▶ [INSTRUCTIONS FOR THE TASK] The expected output is the complete data, reproduced exactly.
-------- GIVEN RECORDS --------
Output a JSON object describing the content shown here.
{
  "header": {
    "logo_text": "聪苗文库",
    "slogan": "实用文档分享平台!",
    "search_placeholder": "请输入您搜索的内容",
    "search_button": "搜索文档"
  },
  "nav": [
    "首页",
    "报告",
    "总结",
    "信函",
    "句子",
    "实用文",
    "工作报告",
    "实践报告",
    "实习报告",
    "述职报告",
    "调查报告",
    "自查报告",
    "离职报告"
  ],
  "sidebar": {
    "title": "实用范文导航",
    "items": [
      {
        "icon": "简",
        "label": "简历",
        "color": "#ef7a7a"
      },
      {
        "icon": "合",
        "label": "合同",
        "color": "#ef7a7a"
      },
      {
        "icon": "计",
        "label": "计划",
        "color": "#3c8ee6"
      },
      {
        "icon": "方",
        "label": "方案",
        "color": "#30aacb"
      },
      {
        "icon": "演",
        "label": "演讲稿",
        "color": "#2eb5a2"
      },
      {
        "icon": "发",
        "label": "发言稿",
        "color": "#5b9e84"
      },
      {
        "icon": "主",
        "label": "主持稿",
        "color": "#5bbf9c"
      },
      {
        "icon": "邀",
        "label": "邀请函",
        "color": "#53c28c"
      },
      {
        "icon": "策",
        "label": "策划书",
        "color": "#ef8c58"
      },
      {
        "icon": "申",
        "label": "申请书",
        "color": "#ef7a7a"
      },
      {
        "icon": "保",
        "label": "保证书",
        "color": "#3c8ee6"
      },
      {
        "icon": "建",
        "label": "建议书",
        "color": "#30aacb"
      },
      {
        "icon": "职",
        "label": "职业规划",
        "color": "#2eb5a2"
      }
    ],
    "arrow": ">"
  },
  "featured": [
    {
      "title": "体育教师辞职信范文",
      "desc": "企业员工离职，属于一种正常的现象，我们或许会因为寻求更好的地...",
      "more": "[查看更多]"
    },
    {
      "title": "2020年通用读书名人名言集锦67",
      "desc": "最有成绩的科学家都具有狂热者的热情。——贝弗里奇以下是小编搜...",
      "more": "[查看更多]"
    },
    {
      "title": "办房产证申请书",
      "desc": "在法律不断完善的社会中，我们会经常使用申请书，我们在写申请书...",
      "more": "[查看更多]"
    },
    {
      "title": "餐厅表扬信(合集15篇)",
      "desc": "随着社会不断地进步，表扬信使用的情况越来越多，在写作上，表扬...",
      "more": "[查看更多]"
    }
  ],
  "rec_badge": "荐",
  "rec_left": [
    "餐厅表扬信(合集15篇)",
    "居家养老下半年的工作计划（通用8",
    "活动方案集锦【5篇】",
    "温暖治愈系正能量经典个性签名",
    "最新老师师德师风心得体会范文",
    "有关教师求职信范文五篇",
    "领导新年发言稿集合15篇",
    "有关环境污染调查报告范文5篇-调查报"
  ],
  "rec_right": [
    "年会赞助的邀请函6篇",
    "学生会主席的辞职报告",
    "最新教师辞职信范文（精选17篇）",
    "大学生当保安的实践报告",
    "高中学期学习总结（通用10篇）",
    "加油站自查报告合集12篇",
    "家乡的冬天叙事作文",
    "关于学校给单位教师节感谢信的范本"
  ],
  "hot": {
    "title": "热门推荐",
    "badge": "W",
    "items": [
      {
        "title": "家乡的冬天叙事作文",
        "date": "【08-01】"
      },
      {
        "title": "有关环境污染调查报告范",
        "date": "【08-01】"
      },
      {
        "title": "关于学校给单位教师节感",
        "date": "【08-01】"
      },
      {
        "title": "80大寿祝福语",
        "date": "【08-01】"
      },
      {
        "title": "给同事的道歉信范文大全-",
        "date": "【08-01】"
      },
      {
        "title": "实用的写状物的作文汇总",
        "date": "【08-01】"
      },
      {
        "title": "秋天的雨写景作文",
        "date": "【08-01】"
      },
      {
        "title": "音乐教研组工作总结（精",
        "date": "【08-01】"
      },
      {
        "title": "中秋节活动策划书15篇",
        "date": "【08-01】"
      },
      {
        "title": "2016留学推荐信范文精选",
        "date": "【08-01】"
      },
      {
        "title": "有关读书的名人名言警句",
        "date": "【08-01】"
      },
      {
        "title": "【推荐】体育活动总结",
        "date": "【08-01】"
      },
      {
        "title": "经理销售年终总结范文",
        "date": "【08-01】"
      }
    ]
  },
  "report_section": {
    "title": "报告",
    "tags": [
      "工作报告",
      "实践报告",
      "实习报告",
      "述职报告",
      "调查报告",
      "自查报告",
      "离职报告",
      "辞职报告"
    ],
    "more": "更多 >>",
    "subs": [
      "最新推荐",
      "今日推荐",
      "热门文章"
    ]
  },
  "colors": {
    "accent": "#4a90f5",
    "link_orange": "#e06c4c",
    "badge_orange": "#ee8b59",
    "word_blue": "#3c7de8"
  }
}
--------
▶ [RESPONSE FOR THIS EXERCISE]
Output a JSON object describing the content shown here.
{
  "header": {
    "logo_text": "聪苗文库",
    "slogan": "实用文档分享平台!",
    "search_placeholder": "请输入您搜索的内容",
    "search_button": "搜索文档"
  },
  "nav": [
    "首页",
    "报告",
    "总结",
    "信函",
    "句子",
    "实用文",
    "工作报告",
    "实践报告",
    "实习报告",
    "述职报告",
    "调查报告",
    "自查报告",
    "离职报告"
  ],
  "sidebar": {
    "title": "实用范文导航",
    "items": [
      {
        "icon": "简",
        "label": "简历",
        "color": "#ef7a7a"
      },
      {
        "icon": "合",
        "label": "合同",
        "color": "#ef7a7a"
      },
      {
        "icon": "计",
        "label": "计划",
        "color": "#3c8ee6"
      },
      {
        "icon": "方",
        "label": "方案",
        "color": "#30aacb"
      },
      {
        "icon": "演",
        "label": "演讲稿",
        "color": "#2eb5a2"
      },
      {
        "icon": "发",
        "label": "发言稿",
        "color": "#5b9e84"
      },
      {
        "icon": "主",
        "label": "主持稿",
        "color": "#5bbf9c"
      },
      {
        "icon": "邀",
        "label": "邀请函",
        "color": "#53c28c"
      },
      {
        "icon": "策",
        "label": "策划书",
        "color": "#ef8c58"
      },
      {
        "icon": "申",
        "label": "申请书",
        "color": "#ef7a7a"
      },
      {
        "icon": "保",
        "label": "保证书",
        "color": "#3c8ee6"
      },
      {
        "icon": "建",
        "label": "建议书",
        "color": "#30aacb"
      },
      {
        "icon": "职",
        "label": "职业规划",
        "color": "#2eb5a2"
      }
    ],
    "arrow": ">"
  },
  "featured": [
    {
      "title": "体育教师辞职信范文",
      "desc": "企业员工离职，属于一种正常的现象，我们或许会因为寻求更好的地...",
      "more": "[查看更多]"
    },
    {
      "title": "2020年通用读书名人名言集锦67",
      "desc": "最有成绩的科学家都具有狂热者的热情。——贝弗里奇以下是小编搜...",
      "more": "[查看更多]"
    },
    {
      "title": "办房产证申请书",
      "desc": "在法律不断完善的社会中，我们会经常使用申请书，我们在写申请书...",
      "more": "[查看更多]"
    },
    {
      "title": "餐厅表扬信(合集15篇)",
      "desc": "随着社会不断地进步，表扬信使用的情况越来越多，在写作上，表扬...",
      "more": "[查看更多]"
    }
  ],
  "rec_badge": "荐",
  "rec_left": [
    "餐厅表扬信(合集15篇)",
    "居家养老下半年的工作计划（通用8",
    "活动方案集锦【5篇】",
    "温暖治愈系正能量经典个性签名",
    "最新老师师德师风心得体会范文",
    "有关教师求职信范文五篇",
    "领导新年发言稿集合15篇",
    "有关环境污染调查报告范文5篇-调查报"
  ],
  "rec_right": [
    "年会赞助的邀请函6篇",
    "学生会主席的辞职报告",
    "最新教师辞职信范文（精选17篇）",
    "大学生当保安的实践报告",
    "高中学期学习总结（通用10篇）",
    "加油站自查报告合集12篇",
    "家乡的冬天叙事作文",
    "关于学校给单位教师节感谢信的范本"
  ],
  "hot": {
    "title": "热门推荐",
    "badge": "W",
    "items": [
      {
        "title": "家乡的冬天叙事作文",
        "date": "【08-01】"
      },
      {
        "title": "有关环境污染调查报告范",
        "date": "【08-01】"
      },
      {
        "title": "关于学校给单位教师节感",
        "date": "【08-01】"
      },
      {
        "title": "80大寿祝福语",
        "date": "【08-01】"
      },
      {
        "title": "给同事的道歉信范文大全-",
        "date": "【08-01】"
      },
      {
        "title": "实用的写状物的作文汇总",
        "date": "【08-01】"
      },
      {
        "title": "秋天的雨写景作文",
        "date": "【08-01】"
      },
      {
        "title": "音乐教研组工作总结（精",
        "date": "【08-01】"
      },
      {
        "title": "中秋节活动策划书15篇",
        "date": "【08-01】"
      },
      {
        "title": "2016留学推荐信范文精选",
        "date": "【08-01】"
      },
      {
        "title": "有关读书的名人名言警句",
        "date": "【08-01】"
      },
      {
        "title": "【推荐】体育活动总结",
        "date": "【08-01】"
      },
      {
        "title": "经理销售年终总结范文",
        "date": "【08-01】"
      }
    ]
  },
  "report_section": {
    "title": "报告",
    "tags": [
      "工作报告",
      "实践报告",
      "实习报告",
      "述职报告",
      "调查报告",
      "自查报告",
      "离职报告",
      "辞职报告"
    ],
    "more": "更多 >>",
    "subs": [
      "最新推荐",
      "今日推荐",
      "热门文章"
    ]
  },
  "colors": {
    "accent": "#4a90f5",
    "link_orange": "#e06c4c",
    "badge_orange": "#ee8b59",
    "word_blue": "#3c7de8"
  }
}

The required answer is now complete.